The basketball court isn’t the only place where three-peats are attempted.
For Amleto Monacelli, the bowling alley also serves as the point for a three-peat as Monacelli looks to win his third straight PBA Senior U.S. Open title when play begins today at the Suncoast. The 52-year-old Hall of Fame bowler from Venezuela, who still competes on the regular PBA Tour, has won the last two U.S. Opens and will look to be the first to win three in a row.
“It’s very difficult to win this tournament,” Monacelli said after Sunday’s practice round. “You have to be mentally tough and stay focused.”
The U.S. Open is almost a marathon. There are 50 games of qualifying and match play just to get in position to make the stepladder finals. There are two sessions today through Wednesday at 8 a.m. and 2 p.m. Thursday’s final qualifying round starts at 7 a.m. with match play at 2 p.m. The finals are at 4 p.m. Friday. Admission is free to all sessions.
That’s a lot of strikes and spares. But Monacelli said he prefers the longer formats.
“It gives you time to settle in and if you throw the ball really good and are patient, you can have success,” he said.
Monacelli remembers starting out throwing a rubber bowling ball. And like many professionals, he had to deal with the constant technology the sport has undergone over the past four decades.
“It was tough for me because I rely so much on feel,” Monacelli said of his reluctance to embrace change right away. “It took me a long time to adjust. Especially when they had the resin ball. But I learned and I adapted.”
He has adapted well enough to win more than $2 million, and though first place this week is worth only $15,000, Monacelli said the chance to be the first to three-peat is bigger than the check that would come with the feat.
“It’s something nobody has done before,” said Monacelli, one of three bowlers to win multiple U.S. Open titles (Wayne Webb and Tom Baker are the others). “That’s giving me great incentive.”
Physically, Monacelli claims he’s ready. He keeps in shape thanks to a weight and strength training regimen he has used for the last 10 years, coupled with a sensible diet. He doesn’t smoke or drink and he’ll run between four to eight miles four times a week, depending on the time of the year.
“I’m a former soccer player so I know how important it is to be in shape,” he said. “I train like an athlete. I do a lot of stretching. I lift weights. I try to take care of my body.”

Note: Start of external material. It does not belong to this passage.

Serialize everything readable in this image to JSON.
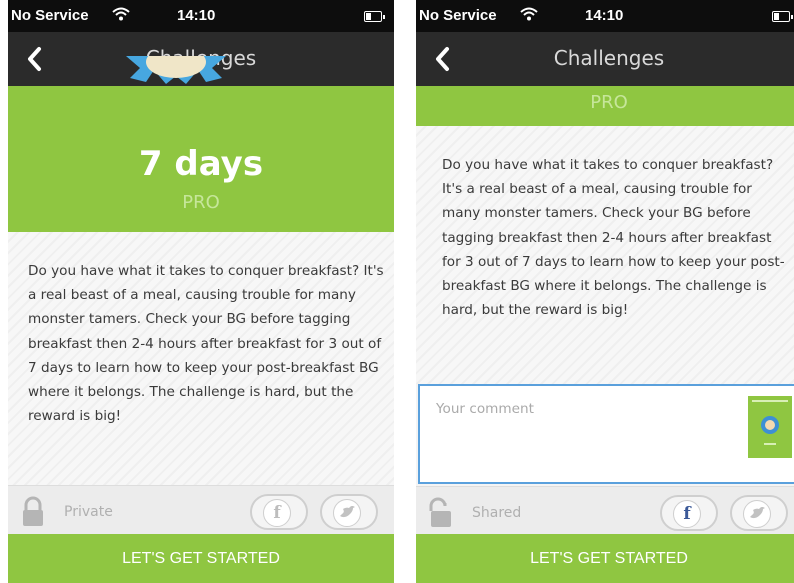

It’s what allows Monacelli to compete against guys old enough to be his son. This week, he’s on a more level playing field from an age standpoint. And he’s happy about that.
“It’s great to be with these guys,” he said of the approximately 190 senior bowlers, including 25 from Southern Nevada, who are competing this week. “It’s like 1982 again.”
Contact reporter Steve Carp at email@example.com or 702-387-2913. Follow him on Twitter: @stevecarprj.